Moving from a blame culture to a learning culture is an integral part of Freedom to Speak Up. Dr Henrietta Hughes explains how the National Guardian’s Office is helping organisations embed learning through its case review process

In June 2017, we launched a 12-month trial of our case review process, a key recommendation from the Francis Freedom to Speak Up review. Case reviews listen hard to the experience of workers and look at the speaking up culture in NHS trusts, including how individuals’ cases have been handled.

In association withNGO logo JPEG (002)

Case reviews call out areas for improvement and also commend good practice. We publish reports and, working collaboratively with trusts and regulators, ensure the recommendations are implemented.

Scope for improvement

We have highlighted recurring areas for improvement, finding that the way the guardian role has been implemented does not always meet the needs of workers.

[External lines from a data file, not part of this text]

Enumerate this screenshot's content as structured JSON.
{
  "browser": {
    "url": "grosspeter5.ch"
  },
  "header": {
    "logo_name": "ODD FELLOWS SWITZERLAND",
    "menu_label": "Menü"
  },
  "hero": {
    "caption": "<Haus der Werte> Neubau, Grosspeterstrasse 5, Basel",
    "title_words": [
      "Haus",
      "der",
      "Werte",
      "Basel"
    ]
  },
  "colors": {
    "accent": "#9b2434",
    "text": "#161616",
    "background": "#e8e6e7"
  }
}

Additionally, trusts are not routinely following national policy and guidance. Conflicts of interest are widespread.

For example, in one organisation a worker alleged a sexual assault, then discovered that the investigating officer was the partner of the alleged assailant. In the same trust, a manager was asked to investigate their own conduct. Elsewhere only one of 9,000 members of staff had signed the declaration of interests register.

We have also made recommendations about the excessive use of grievances and counter grievances, the use of settlement agreements, bullying cultures and the Fit and Proper Person Review.

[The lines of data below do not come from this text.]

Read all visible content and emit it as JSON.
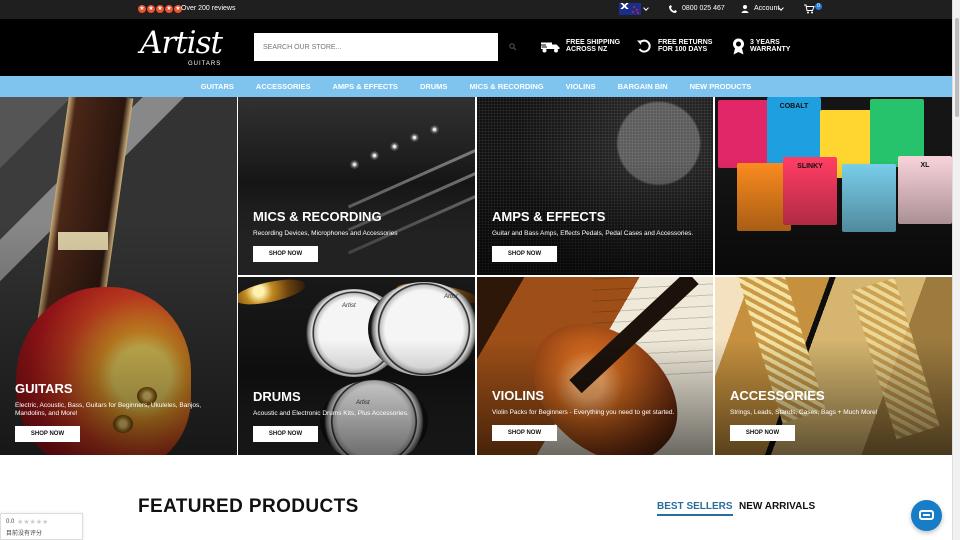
{
  "topbar": {
    "reviews": "Over 200 reviews",
    "phone": "0800 025 467",
    "account": "Account",
    "cart_count": "0",
    "star_icons": [
      "star-icon",
      "star-icon",
      "star-icon",
      "star-icon",
      "star-icon"
    ],
    "region_flag_icon": "new-zealand-flag-icon"
  },
  "header": {
    "logo": "Artist",
    "logo_subtitle": "GUITARS",
    "search_placeholder": "SEARCH OUR STORE...",
    "features": [
      {
        "icon": "truck-icon",
        "line1": "FREE SHIPPING",
        "line2": "ACROSS NZ"
      },
      {
        "icon": "return-icon",
        "line1": "FREE RETURNS",
        "line2": "FOR 100 DAYS"
      },
      {
        "icon": "warranty-icon",
        "line1": "3 YEARS",
        "line2": "WARRANTY"
      }
    ]
  },
  "nav": {
    "items": [
      "GUITARS",
      "ACCESSORIES",
      "AMPS & EFFECTS",
      "DRUMS",
      "MICS & RECORDING",
      "VIOLINS",
      "BARGAIN BIN",
      "NEW PRODUCTS"
    ]
  },
  "hero": {
    "tiles": [
      {
        "title": "GUITARS",
        "description": "Electric, Acoustic, Bass, Guitars for Beginners, Ukuleles, Banjos, Mandolins, and More!",
        "button": "SHOP NOW"
      },
      {
        "title": "MICS & RECORDING",
        "description": "Recording Devices, Microphones and Accessories",
        "button": "SHOP NOW"
      },
      {
        "title": "AMPS & EFFECTS",
        "description": "Guitar and Bass Amps, Effects Pedals, Pedal Cases and Accessories.",
        "button": "SHOP NOW"
      },
      {
        "title": "DRUMS",
        "description": "Acoustic and Electronic Drums Kits, Plus Accessories.",
        "button": "SHOP NOW"
      },
      {
        "title": "VIOLINS",
        "description": "Violin Packs for Beginners - Everything you need to get started.",
        "button": "SHOP NOW"
      },
      {
        "title": "ACCESSORIES",
        "description": "Strings, Leads, Stands, Cases, Bags + Much More!",
        "button": "SHOP NOW"
      }
    ],
    "packet_labels": [
      "COBALT",
      "SLINKY",
      "XL"
    ],
    "drum_labels": [
      "Artist",
      "Artist",
      "Artist"
    ]
  },
  "featured": {
    "heading": "FEATURED PRODUCTS",
    "tabs": [
      "BEST SELLERS",
      "NEW ARRIVALS"
    ]
  },
  "widget": {
    "rating": "0.0",
    "text": "目前没有评分"
  },
  "colors": {
    "nav": "#7ec4ef",
    "stars": "#e8542f",
    "accent": "#2a6d9a",
    "chat": "#177dc6"
  }
}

Since we began the case reviews pilot we have completed 24 case reviews at five NHS trusts. The reports have included 87 recommendations made to trusts, Department of Health and Social Care, Care Quality Commission, and a law firm. By carrying out a “gap analysis”, guardians in trusts throughout England have been able to review their own practices, processes and policies and use the learning to make improvements.

Following the pilot, we commissioned an independent evaluation and sought feedback from our advisory groups and other stakeholders. We’re currently exploring options to refine our case review process to reflect that feedback. We will continue to carry out case reviews in the meantime – as we have since the pilot ended in June – and expect to be working to our new model in the summer.

Angela Hillery, chief executive of Northamptonshire Healthcare Foundation Trust, said: “Case review recommendations have helped us to address anything that is getting in the way of allowing people to speak up and affect change.

“They have helped us shape our organisation so that it is more willing to listen and more open to learning. It is vital to the culture of the trust that all workers are actively encouraged and empowered to speak up.

“I believe there are lessons that all organisations across the health sector can garner from the case review reports published by the National Guardian, and I would encourage them to use them to help identify how they can improve.”

To read more about our case reviews, go to